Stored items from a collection

_ _ _

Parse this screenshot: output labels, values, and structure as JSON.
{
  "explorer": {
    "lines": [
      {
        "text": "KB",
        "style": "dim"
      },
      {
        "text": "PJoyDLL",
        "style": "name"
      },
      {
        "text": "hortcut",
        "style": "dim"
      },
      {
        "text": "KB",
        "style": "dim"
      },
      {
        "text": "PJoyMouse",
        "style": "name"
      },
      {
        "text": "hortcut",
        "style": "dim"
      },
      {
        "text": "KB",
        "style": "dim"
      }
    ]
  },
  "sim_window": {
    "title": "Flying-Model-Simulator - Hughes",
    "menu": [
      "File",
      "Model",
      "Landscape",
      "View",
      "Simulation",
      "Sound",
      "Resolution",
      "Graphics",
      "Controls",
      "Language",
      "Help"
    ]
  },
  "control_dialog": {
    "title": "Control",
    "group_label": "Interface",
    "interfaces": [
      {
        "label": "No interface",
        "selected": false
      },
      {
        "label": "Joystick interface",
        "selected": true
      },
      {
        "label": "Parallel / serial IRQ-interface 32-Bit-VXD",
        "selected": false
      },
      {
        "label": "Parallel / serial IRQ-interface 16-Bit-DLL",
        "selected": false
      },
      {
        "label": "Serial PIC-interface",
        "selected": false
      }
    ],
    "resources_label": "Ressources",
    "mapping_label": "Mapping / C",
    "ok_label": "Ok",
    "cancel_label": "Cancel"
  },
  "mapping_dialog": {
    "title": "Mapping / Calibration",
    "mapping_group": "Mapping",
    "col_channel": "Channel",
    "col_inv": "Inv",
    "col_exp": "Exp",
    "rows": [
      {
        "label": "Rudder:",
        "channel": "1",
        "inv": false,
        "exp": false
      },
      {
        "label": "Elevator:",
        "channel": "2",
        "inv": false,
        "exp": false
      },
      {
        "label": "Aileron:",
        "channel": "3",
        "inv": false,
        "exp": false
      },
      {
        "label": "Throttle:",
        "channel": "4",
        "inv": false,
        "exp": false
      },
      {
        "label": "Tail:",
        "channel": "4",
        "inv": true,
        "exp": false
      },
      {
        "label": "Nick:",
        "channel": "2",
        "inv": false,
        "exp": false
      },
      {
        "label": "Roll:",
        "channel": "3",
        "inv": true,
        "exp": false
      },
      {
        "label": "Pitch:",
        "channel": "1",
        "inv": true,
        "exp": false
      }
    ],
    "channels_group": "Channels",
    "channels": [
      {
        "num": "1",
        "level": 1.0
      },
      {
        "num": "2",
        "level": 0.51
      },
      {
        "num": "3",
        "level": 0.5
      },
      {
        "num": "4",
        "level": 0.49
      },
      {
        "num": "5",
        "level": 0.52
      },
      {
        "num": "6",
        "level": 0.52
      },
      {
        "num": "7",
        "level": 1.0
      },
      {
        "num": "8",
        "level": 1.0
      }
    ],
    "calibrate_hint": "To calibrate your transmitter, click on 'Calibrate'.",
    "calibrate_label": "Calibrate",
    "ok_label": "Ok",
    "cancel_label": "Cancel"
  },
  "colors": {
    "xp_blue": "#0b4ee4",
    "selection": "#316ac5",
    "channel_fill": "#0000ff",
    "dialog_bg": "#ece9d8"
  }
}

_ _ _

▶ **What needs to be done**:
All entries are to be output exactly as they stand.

▶ **Response to this task**:
Parse this screenshot: output labels, values, and structure as JSON.
{
  "explorer": {
    "lines": [
      {
        "text": "KB",
        "style": "dim"
      },
      {
        "text": "PJoyDLL",
        "style": "name"
      },
      {
        "text": "hortcut",
        "style": "dim"
      },
      {
        "text": "KB",
        "style": "dim"
      },
      {
        "text": "PJoyMouse",
        "style": "name"
      },
      {
        "text": "hortcut",
        "style": "dim"
      },
      {
        "text": "KB",
        "style": "dim"
      }
    ]
  },
  "sim_window": {
    "title": "Flying-Model-Simulator - Hughes",
    "menu": [
      "File",
      "Model",
      "Landscape",
      "View",
      "Simulation",
      "Sound",
      "Resolution",
      "Graphics",
      "Controls",
      "Language",
      "Help"
    ]
  },
  "control_dialog": {
    "title": "Control",
    "group_label": "Interface",
    "interfaces": [
      {
        "label": "No interface",
        "selected": false
      },
      {
        "label": "Joystick interface",
        "selected": true
      },
      {
        "label": "Parallel / serial IRQ-interface 32-Bit-VXD",
        "selected": false
      },
      {
        "label": "Parallel / serial IRQ-interface 16-Bit-DLL",
        "selected": false
      },
      {
        "label": "Serial PIC-interface",
        "selected": false
      }
    ],
    "resources_label": "Ressources",
    "mapping_label": "Mapping / C",
    "ok_label": "Ok",
    "cancel_label": "Cancel"
  },
  "mapping_dialog": {
    "title": "Mapping / Calibration",
    "mapping_group": "Mapping",
    "col_channel": "Channel",
    "col_inv": "Inv",
    "col_exp": "Exp",
    "rows": [
      {
        "label": "Rudder:",
        "channel": "1",
        "inv": false,
        "exp": false
      },
      {
        "label": "Elevator:",
        "channel": "2",
        "inv": false,
        "exp": false
      },
      {
        "label": "Aileron:",
        "channel": "3",
        "inv": false,
        "exp": false
      },
      {
        "label": "Throttle:",
        "channel": "4",
        "inv": false,
        "exp": false
      },
      {
        "label": "Tail:",
        "channel": "4",
        "inv": true,
        "exp": false
      },
      {
        "label": "Nick:",
        "channel": "2",
        "inv": false,
        "exp": false
      },
      {
        "label": "Roll:",
        "channel": "3",
        "inv": true,
        "exp": false
      },
      {
        "label": "Pitch:",
        "channel": "1",
        "inv": true,
        "exp": false
      }
    ],
    "channels_group": "Channels",
    "channels": [
      {
        "num": "1",
        "level": 1.0
      },
      {
        "num": "2",
        "level": 0.51
      },
      {
        "num": "3",
        "level": 0.5
      },
      {
        "num": "4",
        "level": 0.49
      },
      {
        "num": "5",
        "level": 0.52
      },
      {
        "num": "6",
        "level": 0.52
      },
      {
        "num": "7",
        "level": 1.0
      },
      {
        "num": "8",
        "level": 1.0
      }
    ],
    "calibrate_hint": "To calibrate your transmitter, click on 'Calibrate'.",
    "calibrate_label": "Calibrate",
    "ok_label": "Ok",
    "cancel_label": "Cancel"
  },
  "colors": {
    "xp_blue": "#0b4ee4",
    "selection": "#316ac5",
    "channel_fill": "#0000ff",
    "dialog_bg": "#ece9d8"
  }
}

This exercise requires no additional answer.